╭─ GIVEN RECORDS
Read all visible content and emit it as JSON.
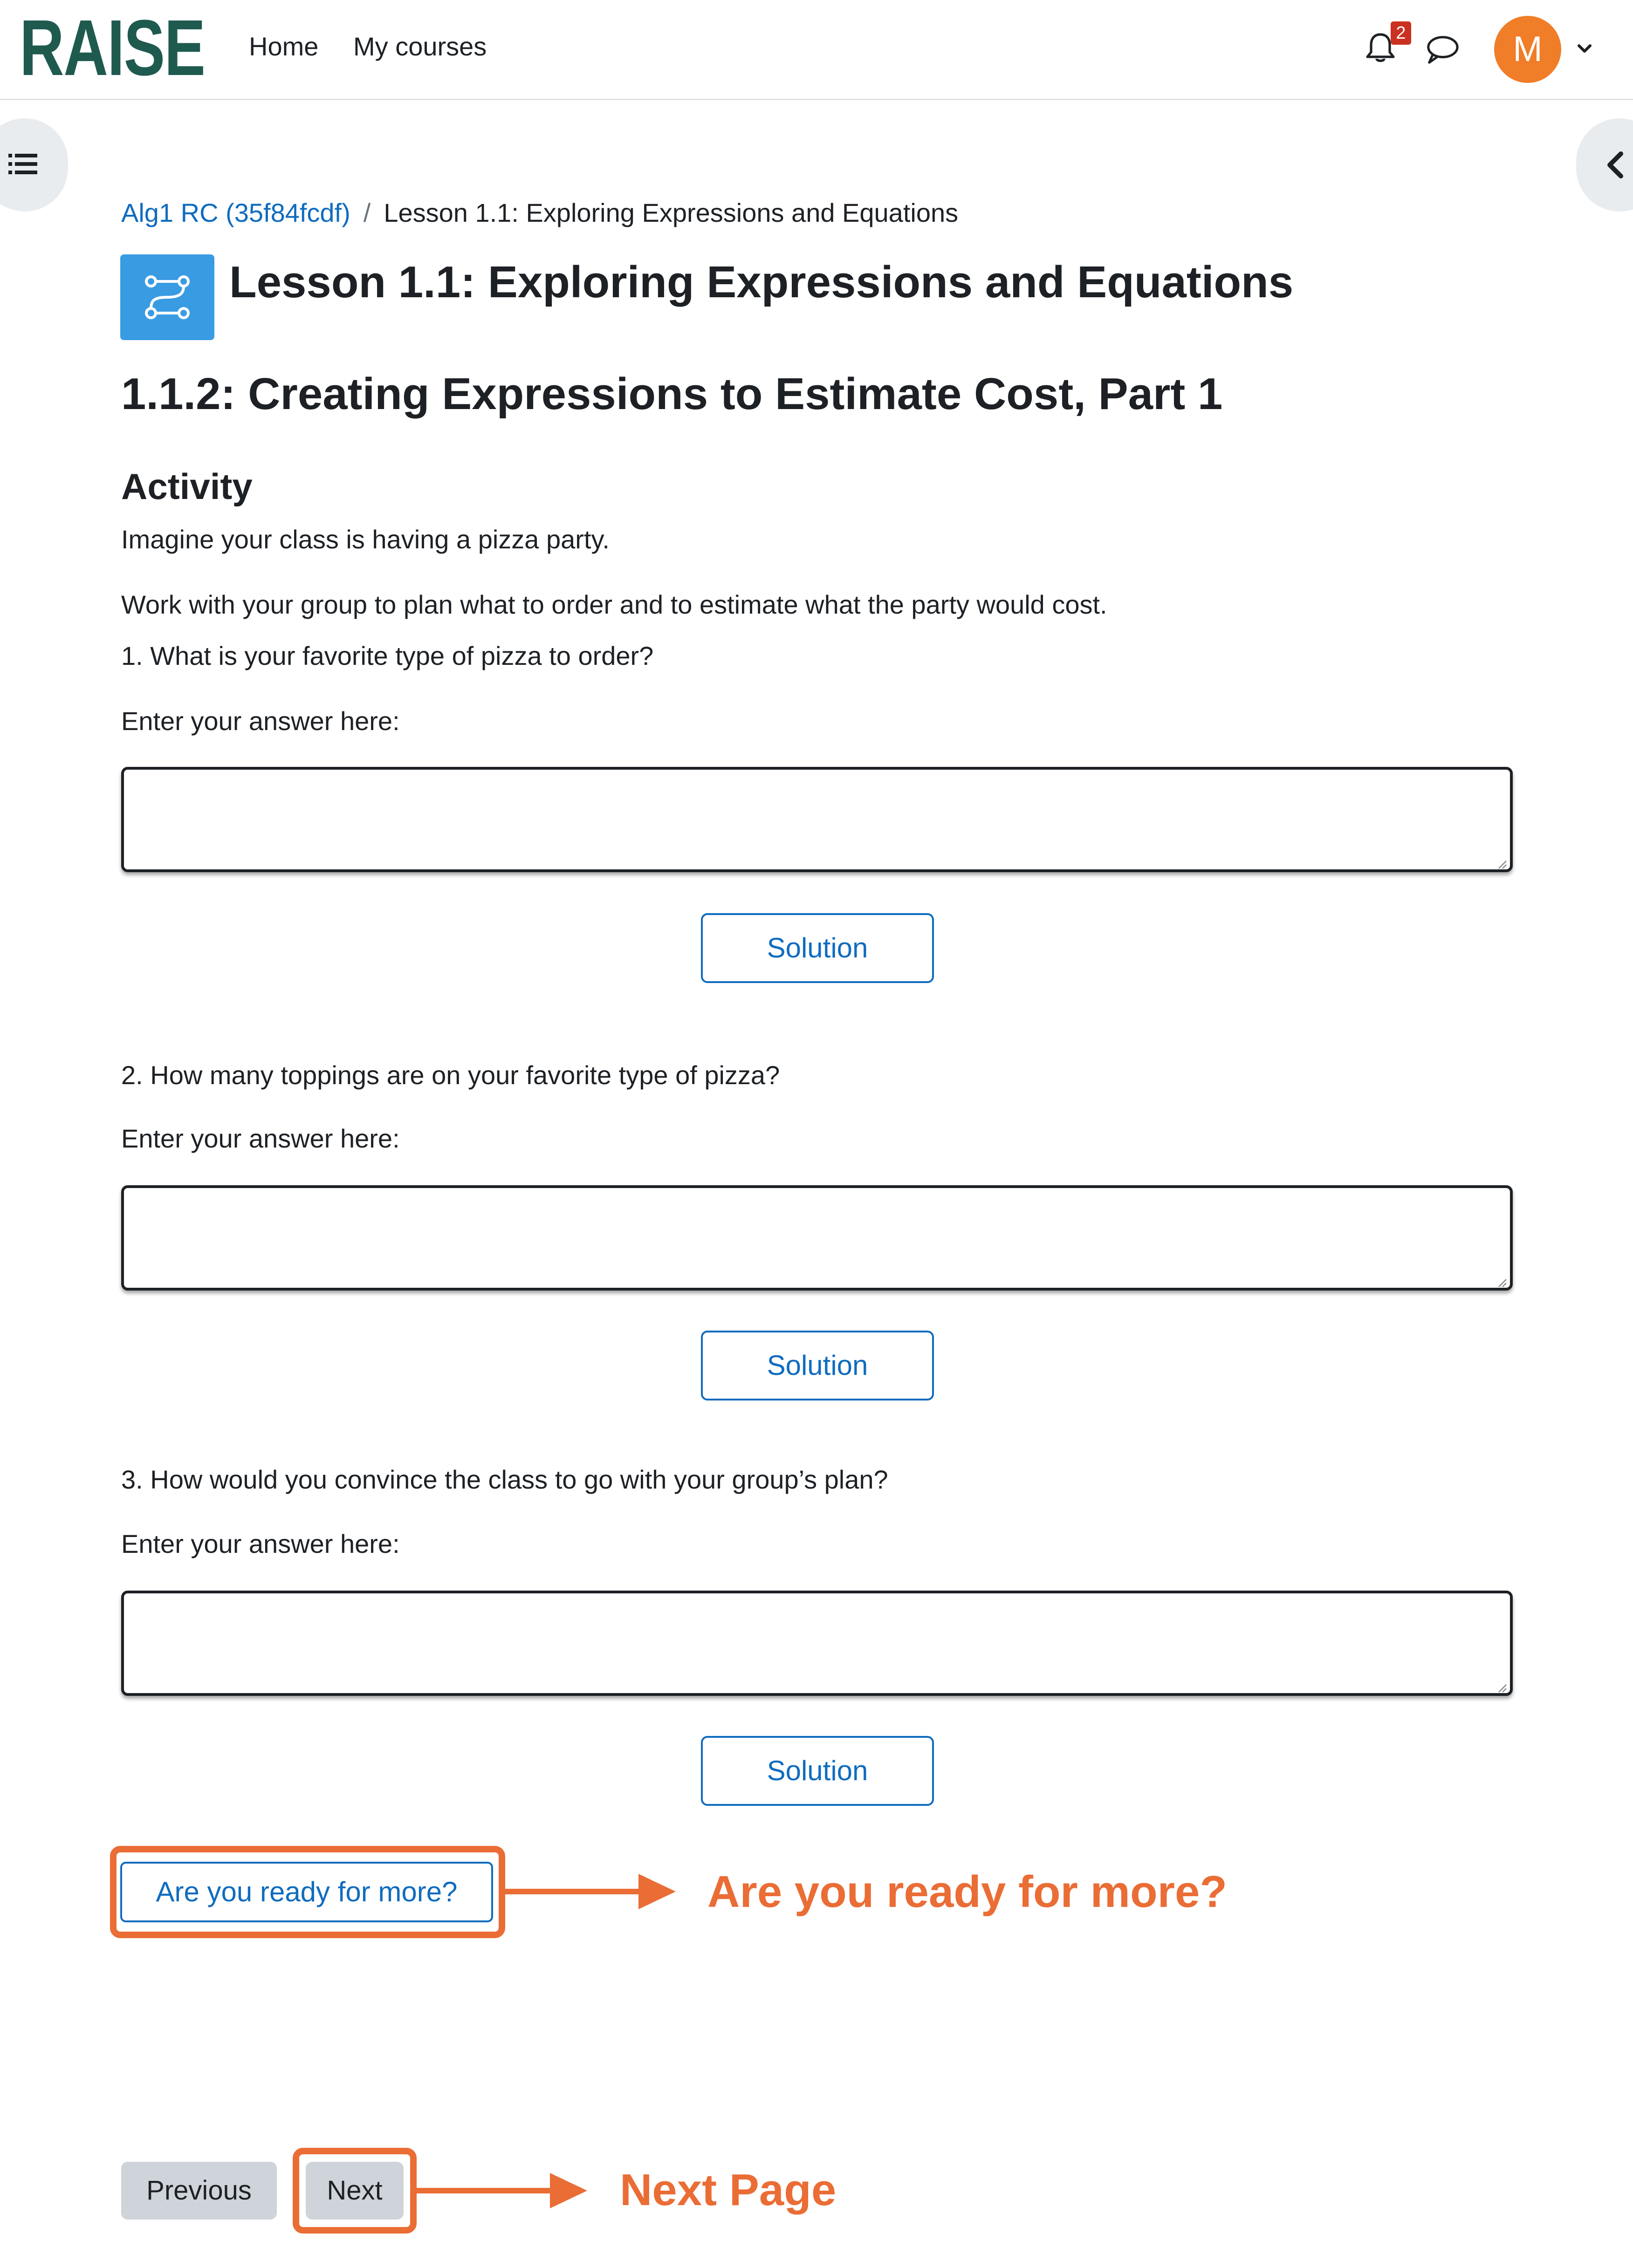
{
  "header": {
    "logo": "RAISE",
    "nav": [
      {
        "label": "Home"
      },
      {
        "label": "My courses"
      }
    ],
    "notification_count": "2",
    "user_initial": "M"
  },
  "breadcrumb": {
    "course": "Alg1 RC (35f84fcdf)",
    "separator": "/",
    "current": "Lesson 1.1: Exploring Expressions and Equations"
  },
  "page": {
    "title": "Lesson 1.1: Exploring Expressions and Equations",
    "subtitle": "1.1.2: Creating Expressions to Estimate Cost, Part 1",
    "section": "Activity",
    "intro": "Imagine your class is having a pizza party.",
    "instructions": "Work with your group to plan what to order and to estimate what the party would cost."
  },
  "questions": [
    {
      "prompt": "1. What is your favorite type of pizza to order?",
      "answer_label": "Enter your answer here:",
      "answer_value": "",
      "solution_label": "Solution"
    },
    {
      "prompt": "2. How many toppings are on your favorite type of pizza?",
      "answer_label": "Enter your answer here:",
      "answer_value": "",
      "solution_label": "Solution"
    },
    {
      "prompt": "3. How would you convince the class to go with your group’s plan?",
      "answer_label": "Enter your answer here:",
      "answer_value": "",
      "solution_label": "Solution"
    }
  ],
  "more": {
    "button_label": "Are you ready for more?",
    "annotation": "Are you ready for more?"
  },
  "pagination": {
    "previous_label": "Previous",
    "next_label": "Next",
    "annotation": "Next Page"
  },
  "colors": {
    "accent": "#0f6cbf",
    "annotation": "#ea6d35",
    "logo": "#1f5a4f",
    "avatar": "#f07d27",
    "lesson_icon": "#399be2",
    "badge": "#ca3120"
  },
  "icons": {
    "notification": "bell-icon",
    "messages": "chat-bubble-icon",
    "user_menu": "chevron-down-icon",
    "course_index": "list-icon",
    "block_drawer": "chevron-left-icon",
    "lesson": "lesson-icon"
  }
}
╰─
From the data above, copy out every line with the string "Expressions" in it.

-- EXERCISE RESULT --
    "current": "Lesson 1.1: Exploring Expressions and Equations"
    "title": "Lesson 1.1: Exploring Expressions and Equations",
    "subtitle": "1.1.2: Creating Expressions to Estimate Cost, Part 1",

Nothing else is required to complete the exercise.